Sunday, October 30, 2022

2022 Topps NPB Set

Sorry for the lapse in posts for the last week - I was away from home part of the time and recovering from being away the rest of the time.  I've got two more sets that I got a few weeks back to write about so let's knock one of those off now...

Topps' second NPB set was released in early September.  Like last year's set, this year's edition has a 216 card base set split evenly into 18 cards per team.  Again like last year, the design of the front of the card is similar to Topps' "flagship" MLB set - the big difference is that Topps moved their logo from the top of the photo on the MLB cards to the baseball on the bottom left of the card on the NPB cards (where the team logo appears on the MLB cards) and moved the team logo on the NPB cards to the bottom of the photo. 

The set itself is...OK.  I don't dislike it as much as I disliked last year's set (putting it on my top ten list of worst NPB sets) but I can't say I'm overly fond of it either.  I will say that I think these cards look better than last years - especially since the player names are much easier to read.  I had initially thought the photo selection was pretty good but after having the set in hand I'm not quite as sure.  While there are some good photos in the set and the variety of poses is probably better than either this year's Calbee or Epoch "flagship" sets (which isn't saying much), there still seem to be an awful lot of "batters batting, pitchers pitching and catchers catching" cards.  Topps does do a lot of horizontally oriented cards which I really missed from Calbee's offerings this year - I feel like those can really break up the monotony of repeated poses.

The player selection is a little odd.  Topps cut WAY back on the number of "rookies" in the set (in this case by "rookie" I mean 2021 draft picks) - there's only 34 instead of the 60 there were last year (of course last year had a pretty awesome rookie class).  There are no "new for 2022" foreign players in the set - in fact there's only 11 foreign players in all.  With the size of the set being smaller than BBM's 1st & 2nd Version sets it's no surprise that there's some significant players missing from it - off hand the biggest names are probably Ayumu Ishikawa, Go Matsumoto and Shota Imanaga.  Oddly enough though there's several players in Topps' set who aren't in BBM's "flagship" sets - the biggest names being Shintaro Fujinami, Kosuke Tanaka and Seiichi Uchikawa.  

One major addition to this year's set were cards for the managers of all twelve teams.  This is kind of odd considering how few cards are in the set to begin with and the fact that Topps hasn't included manager cards in their MLB "flagship" since 2010-ish.  I'd be willing to bet that they did it just to include this photo in the set:


Here's some example cards - you can tell I liked the cards with the horizontal format:








I'm amused that while BBM put a similar image to this on their "ultra secret version" photo variation for Roki Sasaki in this year's 2nd Version set but Topps is just using it as his regular card (not that I want Topps to start doing photo variations in the NPB set!):

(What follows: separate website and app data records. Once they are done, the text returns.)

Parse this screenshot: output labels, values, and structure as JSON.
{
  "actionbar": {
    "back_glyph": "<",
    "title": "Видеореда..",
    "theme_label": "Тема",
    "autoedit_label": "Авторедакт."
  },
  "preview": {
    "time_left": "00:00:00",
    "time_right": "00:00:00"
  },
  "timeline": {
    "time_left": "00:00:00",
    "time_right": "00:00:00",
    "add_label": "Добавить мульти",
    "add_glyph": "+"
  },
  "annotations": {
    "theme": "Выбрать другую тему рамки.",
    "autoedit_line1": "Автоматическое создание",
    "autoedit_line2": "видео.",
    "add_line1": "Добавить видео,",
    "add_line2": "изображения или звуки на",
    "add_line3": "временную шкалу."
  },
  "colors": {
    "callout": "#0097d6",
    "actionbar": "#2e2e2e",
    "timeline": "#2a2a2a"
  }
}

There's some baffling decisions Topps made with this set.  Consider this card of Akira Neo:


That's a great photo of Neo.  There's just one issue - Neo isn't an outfielder anymore.  He switched to being a pitcher in June, almost three months before this set was released.  Topps could have been the first company to issue a "regular" card of Neo as a pitcher but they didn't - BBM's Fusion set will probably have that honor (although there's been at least one Epoch One card as well as a Calbee checklist card).

The card backs are the most inexplicable thing about this set though.  Like last year, Topps appears to have put very little effort into these:

#23 (Hayato Sakamoto)

Basic biographical information and one year's worth of stats along with a big team logo.  And the managers don't even get the biographical information.  I could understand this last year when Topps pushed a set out about two months after they signed their licensing deal but they had all year to come up with something in this case.  

I think Zippy Zappy had the best comment on this set when he tweeted out a while back  "This whole set reeks of 'we got the licensing deal done, let's just pump something out'. Like they already know the market already has established brands and options so they're just putting this out with only the bare minimum of effort and seeing what happens."  Both he and Sean have done posts on the set and both are more critical of it than I am - although I don't disagree with anything either of them has said.

You can take a look at all the cards in the set over at Jambalaya.


Sean said...

Its the backs that really set me off.

I just don't get why they only went with one year of statistics. I don't know how this works, but I assume it would cost them the same to just go ahead and put the whole career stats on there like they do with MLB cards. It just makes no sense.

Jason Presley said...

Are these sets just some kind of contractual obligation? Is it like the person at Topps who signed the deal with NPB, promptly left the company?